Menopause: Navigating the Change
Feb 19, 2018
Many women think menopause is something that happens overnight. In reality, it’s a process that begins when a woman’s ovarian function slows down, around the age of 51. A woman officially reaches menopause when her periods have stopped for 12 months in a row. However, it’s often the years leading up to menopause, called the “menopausal transition,” that cause the most significant changes.
“Menopause symptoms vary greatly from woman to woman and they are really hard to predict. One woman’s symptoms are not normal or abnormal, we’re all different,” said obstetrician and gynecologist, Ashley Dupuis, DO.
Some of the most common menopause symptoms include:
- Hot flashes – These are sudden, extreme heat sensations in the face, neck, and chest that can last from one to five minutes.
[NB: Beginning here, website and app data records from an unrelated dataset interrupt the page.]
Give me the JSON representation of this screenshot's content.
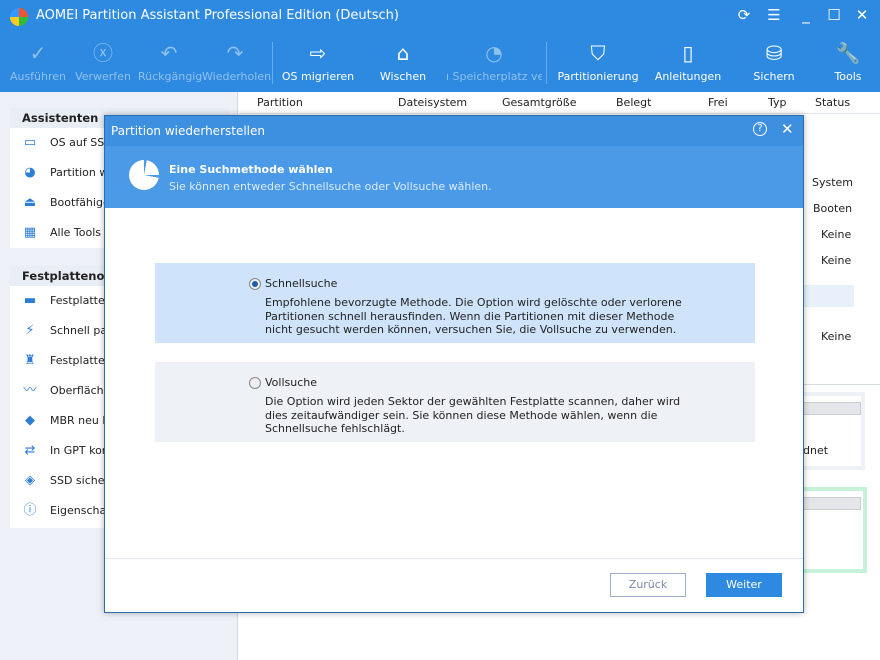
{
  "app": {
    "title": "AOMEI Partition Assistant Professional Edition (Deutsch)"
  },
  "toolbar": [
    {
      "label": "Ausführen",
      "icon": "check-icon",
      "enabled": false
    },
    {
      "label": "Verwerfen",
      "icon": "discard-icon",
      "enabled": false
    },
    {
      "label": "Rückgängig",
      "icon": "undo-icon",
      "enabled": false
    },
    {
      "label": "Wiederholen",
      "icon": "redo-icon",
      "enabled": false
    },
    {
      "label": "OS migrieren",
      "icon": "migrate-os-icon",
      "enabled": true
    },
    {
      "label": "Wischen",
      "icon": "wipe-icon",
      "enabled": true
    },
    {
      "label": "ı Speicherplatz ver",
      "icon": "allocate-space-icon",
      "enabled": false
    },
    {
      "label": "Partitionierung",
      "icon": "partition-shield-icon",
      "enabled": true
    },
    {
      "label": "Anleitungen",
      "icon": "book-icon",
      "enabled": true
    },
    {
      "label": "Sichern",
      "icon": "backup-icon",
      "enabled": true
    },
    {
      "label": "Tools",
      "icon": "wrench-icon",
      "enabled": true
    }
  ],
  "sidebar": {
    "sections": [
      {
        "title": "Assistenten",
        "items": [
          "OS auf SSD",
          "Partition wie",
          "Bootfähiges",
          "Alle Tools"
        ]
      },
      {
        "title": "Festplattenope",
        "items": [
          "Festplatte k",
          "Schnell part",
          "Festplatte b",
          "Oberfläche",
          "MBR neu bil",
          "In GPT konv",
          "SSD sicher l",
          "Eigenschaft"
        ]
      }
    ]
  },
  "table": {
    "headers": [
      "Partition",
      "Dateisystem",
      "Gesamtgröße",
      "Belegt",
      "Frei",
      "Typ",
      "Status"
    ],
    "status_values": [
      "System",
      "Booten",
      "Keine",
      "Keine",
      "Keine"
    ],
    "partial_text": "dnet"
  },
  "dialog": {
    "title": "Partition wiederherstellen",
    "heading": "Eine Suchmethode wählen",
    "subheading": "Sie können entweder Schnellsuche oder Vollsuche wählen.",
    "options": [
      {
        "label": "Schnellsuche",
        "selected": true,
        "description": "Empfohlene bevorzugte Methode. Die Option wird gelöschte oder verlorene Partitionen schnell herausfinden. Wenn die Partitionen mit dieser Methode nicht gesucht werden können, versuchen Sie, die Vollsuche zu verwenden."
      },
      {
        "label": "Vollsuche",
        "selected": false,
        "description": "Die Option wird jeden Sektor der gewählten Festplatte scannen, daher wird dies zeitaufwändiger sein. Sie können diese Methode wählen, wenn die Schnellsuche fehlschlägt."
      }
    ],
    "back_label": "Zurück",
    "next_label": "Weiter"
  }
}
They may cause symptoms similar to an anxiety attack such as flushing, chills, or heart palpitations.
Treatment can include medications such as hormone replacement therapy or antidepressants. However, medication isn’t something every woman needs and is typically only recommended for severe hot flashes. Lifestyle modifications such as layering your clothes, maintaining a cooler temperate, consuming cool drinks, and avoiding alcohol or caffeine can also help alleviate symptoms.
- Vaginal symptoms – By not having as much estrogen as your body is used to, it can cause your vaginal tissue to thin resulting in dryness, discharge, itching, or painful sex. Vaginal symptoms are not always apparent right away, sometimes they may take a few years during the menopausal transition to develop. Symptoms also depend on how sexually active you are. Around 10 to 40 percent of postmenopausal women report vaginal symptoms.
Local therapy, or vaginal medications, can be used in the form of a cream, ring, or tablet. These types of treatment are not associated with an increased risk of cancer so use of a progesterone is not needed. Non-hormonal therapy options include vaginal lubricants, which are applied before intercourse, or moisturizers, intended to trap moisture for long-term relief.
- Menstrual irregularity – If you’re used to having periods every 28 or 30 days all of the sudden that can change. Periods may start coming more frequently during the transition, but eventually they should begin to spread out. You should go a few months a time without a period until you eventually get to that 12-month mark. This is when bleeding should stop completely. If you still experience bleeding after this point you should contact your healthcare provider.
- Depression – This is something some women struggle with their whole lives while others feel it start to creep in around their late 40s to 50s. Depression could be related to changes in hormones and signals in your brain or as a result of the other menopause symptoms you may be experiencing. There’s a variety of things that can lead to depression and it should be taken seriously. Treatment options such as relaxation techniques, healthy sleep patterns, exercise, and counseling therapy should all be tried prior to medication.
To learn more about navigating the changes menopause can bring, watch the video below: